“Ukraine is only a $175-billion economy in nominal GDP and is not likely to have much impact on the $73-trillion global economy,” says Thomas Higgins, chief economist for Standish and a co-author of the report. “Our base case is that the crisis in the region will not intensify, though it could continue to be a source of volatility in global financial markets.”
The report notes that the confrontation with Ukraine could spark investor concern that Russia’s economic growth could be threatened by economic sanctions.
Looking at various regions, Standish continues to see 2.7% for the U.S. in 2014. For the eurozone, it forecasts growth of 1.2% for 2014.
For the United Kingdom, Standish is forecasting GDP growth of 2.6% in 2014.
“The U.K. growth story remains strong, as increases in business investment such as buildings and machinery came in particularly strong in the fourth quarter of 2013,” adds Higgins.
In other regions, Standish is looking for GDP growth in 2014 of 7.2% in China, 1.5% in Japan, 3.2% in Latin America and 2.6% in eastern Europe.

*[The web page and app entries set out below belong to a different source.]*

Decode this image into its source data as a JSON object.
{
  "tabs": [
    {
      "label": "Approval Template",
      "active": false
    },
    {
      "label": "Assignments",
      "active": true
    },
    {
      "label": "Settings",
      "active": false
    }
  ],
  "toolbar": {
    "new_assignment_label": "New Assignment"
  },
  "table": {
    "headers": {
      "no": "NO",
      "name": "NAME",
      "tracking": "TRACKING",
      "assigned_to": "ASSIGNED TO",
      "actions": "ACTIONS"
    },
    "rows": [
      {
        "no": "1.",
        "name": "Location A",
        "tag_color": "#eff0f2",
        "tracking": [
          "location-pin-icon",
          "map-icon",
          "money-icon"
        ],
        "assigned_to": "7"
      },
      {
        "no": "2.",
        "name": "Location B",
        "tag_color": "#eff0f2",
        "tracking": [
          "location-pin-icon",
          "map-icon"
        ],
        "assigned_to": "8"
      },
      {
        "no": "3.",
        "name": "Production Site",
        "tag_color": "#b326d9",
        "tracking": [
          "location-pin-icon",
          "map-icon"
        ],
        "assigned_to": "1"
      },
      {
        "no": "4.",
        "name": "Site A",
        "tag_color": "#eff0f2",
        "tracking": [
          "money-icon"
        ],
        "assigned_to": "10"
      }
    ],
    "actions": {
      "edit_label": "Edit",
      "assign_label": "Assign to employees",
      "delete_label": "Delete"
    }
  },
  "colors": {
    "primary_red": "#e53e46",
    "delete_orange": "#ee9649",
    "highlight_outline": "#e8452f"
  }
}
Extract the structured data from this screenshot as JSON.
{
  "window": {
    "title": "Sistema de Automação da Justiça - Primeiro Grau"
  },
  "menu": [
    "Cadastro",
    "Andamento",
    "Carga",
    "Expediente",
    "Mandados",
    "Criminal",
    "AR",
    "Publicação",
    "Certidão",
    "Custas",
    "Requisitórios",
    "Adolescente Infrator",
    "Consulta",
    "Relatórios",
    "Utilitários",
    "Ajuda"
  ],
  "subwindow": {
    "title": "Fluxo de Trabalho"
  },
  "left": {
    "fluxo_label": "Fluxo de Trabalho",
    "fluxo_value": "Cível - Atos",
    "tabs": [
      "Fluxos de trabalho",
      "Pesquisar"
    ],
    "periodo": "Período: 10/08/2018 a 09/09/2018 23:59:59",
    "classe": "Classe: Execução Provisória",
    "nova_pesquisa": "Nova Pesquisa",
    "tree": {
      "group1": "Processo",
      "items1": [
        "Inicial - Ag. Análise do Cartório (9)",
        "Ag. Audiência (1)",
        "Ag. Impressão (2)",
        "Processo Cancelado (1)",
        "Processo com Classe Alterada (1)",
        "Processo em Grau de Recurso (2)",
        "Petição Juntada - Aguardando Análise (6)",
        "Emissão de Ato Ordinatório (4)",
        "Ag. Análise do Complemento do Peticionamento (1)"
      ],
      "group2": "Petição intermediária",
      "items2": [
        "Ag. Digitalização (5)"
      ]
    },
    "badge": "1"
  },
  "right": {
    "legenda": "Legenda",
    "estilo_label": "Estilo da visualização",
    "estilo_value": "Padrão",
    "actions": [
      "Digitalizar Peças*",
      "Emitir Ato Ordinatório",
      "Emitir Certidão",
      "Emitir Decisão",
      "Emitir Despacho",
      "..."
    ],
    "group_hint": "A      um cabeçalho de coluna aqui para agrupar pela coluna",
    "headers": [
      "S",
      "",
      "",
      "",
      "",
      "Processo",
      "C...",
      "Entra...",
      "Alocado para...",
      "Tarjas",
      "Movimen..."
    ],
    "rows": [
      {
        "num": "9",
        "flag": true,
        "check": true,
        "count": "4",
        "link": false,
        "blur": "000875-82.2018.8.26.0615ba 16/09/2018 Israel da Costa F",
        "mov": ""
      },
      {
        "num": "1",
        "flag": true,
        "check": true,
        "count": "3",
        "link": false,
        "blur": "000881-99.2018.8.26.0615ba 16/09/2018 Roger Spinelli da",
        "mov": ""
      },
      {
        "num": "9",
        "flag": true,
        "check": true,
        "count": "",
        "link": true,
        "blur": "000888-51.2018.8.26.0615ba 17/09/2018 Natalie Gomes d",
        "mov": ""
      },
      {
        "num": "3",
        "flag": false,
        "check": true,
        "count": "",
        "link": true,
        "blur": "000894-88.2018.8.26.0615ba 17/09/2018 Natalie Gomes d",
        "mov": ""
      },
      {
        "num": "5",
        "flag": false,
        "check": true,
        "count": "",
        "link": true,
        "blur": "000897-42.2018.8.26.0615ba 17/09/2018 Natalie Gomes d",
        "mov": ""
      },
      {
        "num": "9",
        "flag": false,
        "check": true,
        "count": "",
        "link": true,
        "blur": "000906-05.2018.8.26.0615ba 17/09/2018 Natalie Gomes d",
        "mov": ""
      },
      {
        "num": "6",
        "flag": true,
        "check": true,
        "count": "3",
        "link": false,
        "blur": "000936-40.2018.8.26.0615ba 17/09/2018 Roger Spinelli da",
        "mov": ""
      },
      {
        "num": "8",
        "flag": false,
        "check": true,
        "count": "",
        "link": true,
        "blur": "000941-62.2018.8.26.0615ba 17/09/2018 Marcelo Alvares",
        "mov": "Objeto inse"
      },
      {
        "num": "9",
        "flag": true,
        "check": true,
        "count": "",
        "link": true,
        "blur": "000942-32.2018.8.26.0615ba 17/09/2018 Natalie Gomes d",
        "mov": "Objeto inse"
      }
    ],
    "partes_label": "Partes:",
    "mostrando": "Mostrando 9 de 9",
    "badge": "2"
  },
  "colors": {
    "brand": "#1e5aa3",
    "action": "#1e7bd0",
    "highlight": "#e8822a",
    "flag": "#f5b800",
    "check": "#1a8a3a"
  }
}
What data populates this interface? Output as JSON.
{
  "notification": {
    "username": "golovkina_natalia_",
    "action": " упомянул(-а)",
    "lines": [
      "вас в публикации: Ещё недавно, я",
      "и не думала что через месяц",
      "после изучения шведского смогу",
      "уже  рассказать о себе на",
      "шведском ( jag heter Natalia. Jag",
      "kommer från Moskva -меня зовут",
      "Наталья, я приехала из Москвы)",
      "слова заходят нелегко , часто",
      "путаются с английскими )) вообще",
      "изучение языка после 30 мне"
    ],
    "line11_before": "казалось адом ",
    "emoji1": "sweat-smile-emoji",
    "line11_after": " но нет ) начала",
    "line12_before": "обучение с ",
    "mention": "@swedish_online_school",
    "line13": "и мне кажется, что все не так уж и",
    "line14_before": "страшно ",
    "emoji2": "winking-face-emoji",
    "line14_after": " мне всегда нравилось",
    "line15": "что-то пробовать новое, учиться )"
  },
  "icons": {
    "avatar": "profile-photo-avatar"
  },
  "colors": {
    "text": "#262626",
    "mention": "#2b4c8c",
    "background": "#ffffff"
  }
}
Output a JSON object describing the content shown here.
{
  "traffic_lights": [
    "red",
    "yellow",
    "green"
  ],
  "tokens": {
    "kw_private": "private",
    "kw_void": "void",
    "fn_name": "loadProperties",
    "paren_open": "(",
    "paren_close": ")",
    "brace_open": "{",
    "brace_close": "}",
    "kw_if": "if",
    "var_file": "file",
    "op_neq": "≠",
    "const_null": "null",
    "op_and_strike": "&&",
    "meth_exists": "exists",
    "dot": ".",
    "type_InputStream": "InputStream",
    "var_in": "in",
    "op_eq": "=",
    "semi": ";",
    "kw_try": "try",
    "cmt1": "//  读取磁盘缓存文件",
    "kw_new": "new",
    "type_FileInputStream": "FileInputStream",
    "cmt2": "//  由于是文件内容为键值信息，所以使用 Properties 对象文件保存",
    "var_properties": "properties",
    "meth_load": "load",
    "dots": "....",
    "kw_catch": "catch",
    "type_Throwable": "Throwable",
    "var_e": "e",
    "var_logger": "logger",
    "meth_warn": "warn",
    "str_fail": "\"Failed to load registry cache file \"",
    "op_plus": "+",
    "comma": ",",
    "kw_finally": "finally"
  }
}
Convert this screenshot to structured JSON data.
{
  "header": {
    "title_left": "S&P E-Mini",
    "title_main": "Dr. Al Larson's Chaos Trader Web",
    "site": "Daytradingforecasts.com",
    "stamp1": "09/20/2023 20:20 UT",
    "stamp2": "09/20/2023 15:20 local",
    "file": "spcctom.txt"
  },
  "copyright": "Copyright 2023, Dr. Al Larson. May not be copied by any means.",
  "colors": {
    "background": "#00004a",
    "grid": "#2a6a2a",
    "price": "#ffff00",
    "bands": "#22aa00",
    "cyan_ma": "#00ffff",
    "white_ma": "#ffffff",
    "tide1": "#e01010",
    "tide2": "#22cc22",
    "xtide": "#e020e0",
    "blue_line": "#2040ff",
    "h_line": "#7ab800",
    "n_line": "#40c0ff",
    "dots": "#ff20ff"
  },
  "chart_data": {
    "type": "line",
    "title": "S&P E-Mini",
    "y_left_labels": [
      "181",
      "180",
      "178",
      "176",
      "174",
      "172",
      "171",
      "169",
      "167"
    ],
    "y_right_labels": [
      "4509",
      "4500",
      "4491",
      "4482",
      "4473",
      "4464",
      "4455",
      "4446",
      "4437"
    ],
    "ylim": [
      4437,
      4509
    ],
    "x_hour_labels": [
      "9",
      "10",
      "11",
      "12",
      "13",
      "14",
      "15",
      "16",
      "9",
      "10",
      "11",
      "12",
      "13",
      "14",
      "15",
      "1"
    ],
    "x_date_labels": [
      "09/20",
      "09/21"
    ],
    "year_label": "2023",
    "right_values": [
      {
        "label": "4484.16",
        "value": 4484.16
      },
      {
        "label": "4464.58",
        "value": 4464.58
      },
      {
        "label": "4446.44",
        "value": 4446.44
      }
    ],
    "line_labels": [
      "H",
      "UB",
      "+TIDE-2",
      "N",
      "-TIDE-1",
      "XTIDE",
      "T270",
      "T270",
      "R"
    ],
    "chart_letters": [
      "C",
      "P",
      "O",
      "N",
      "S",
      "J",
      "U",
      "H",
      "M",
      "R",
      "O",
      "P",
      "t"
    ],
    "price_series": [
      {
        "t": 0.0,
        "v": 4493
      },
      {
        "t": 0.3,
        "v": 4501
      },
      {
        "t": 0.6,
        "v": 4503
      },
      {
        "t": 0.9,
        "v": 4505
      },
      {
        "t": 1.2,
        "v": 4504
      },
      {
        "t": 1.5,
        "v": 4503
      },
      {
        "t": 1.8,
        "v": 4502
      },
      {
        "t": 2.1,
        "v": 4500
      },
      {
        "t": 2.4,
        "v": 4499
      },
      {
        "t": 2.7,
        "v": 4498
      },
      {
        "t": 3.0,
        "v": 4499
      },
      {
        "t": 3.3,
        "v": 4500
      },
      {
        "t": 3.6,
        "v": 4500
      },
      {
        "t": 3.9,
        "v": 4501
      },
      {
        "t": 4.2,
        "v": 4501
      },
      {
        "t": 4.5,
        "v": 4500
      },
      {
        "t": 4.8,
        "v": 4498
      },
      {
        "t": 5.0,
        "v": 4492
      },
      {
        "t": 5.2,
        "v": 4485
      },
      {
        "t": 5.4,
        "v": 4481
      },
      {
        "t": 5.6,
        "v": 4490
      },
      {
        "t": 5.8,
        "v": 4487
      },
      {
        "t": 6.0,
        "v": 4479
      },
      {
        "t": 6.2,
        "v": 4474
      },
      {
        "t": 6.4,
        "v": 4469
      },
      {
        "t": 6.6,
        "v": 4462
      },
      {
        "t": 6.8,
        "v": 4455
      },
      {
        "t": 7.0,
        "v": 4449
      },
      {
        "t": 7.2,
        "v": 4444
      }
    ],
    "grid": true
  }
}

For Russia, Standish is forecasting GDP growth of 2.2% in 2014.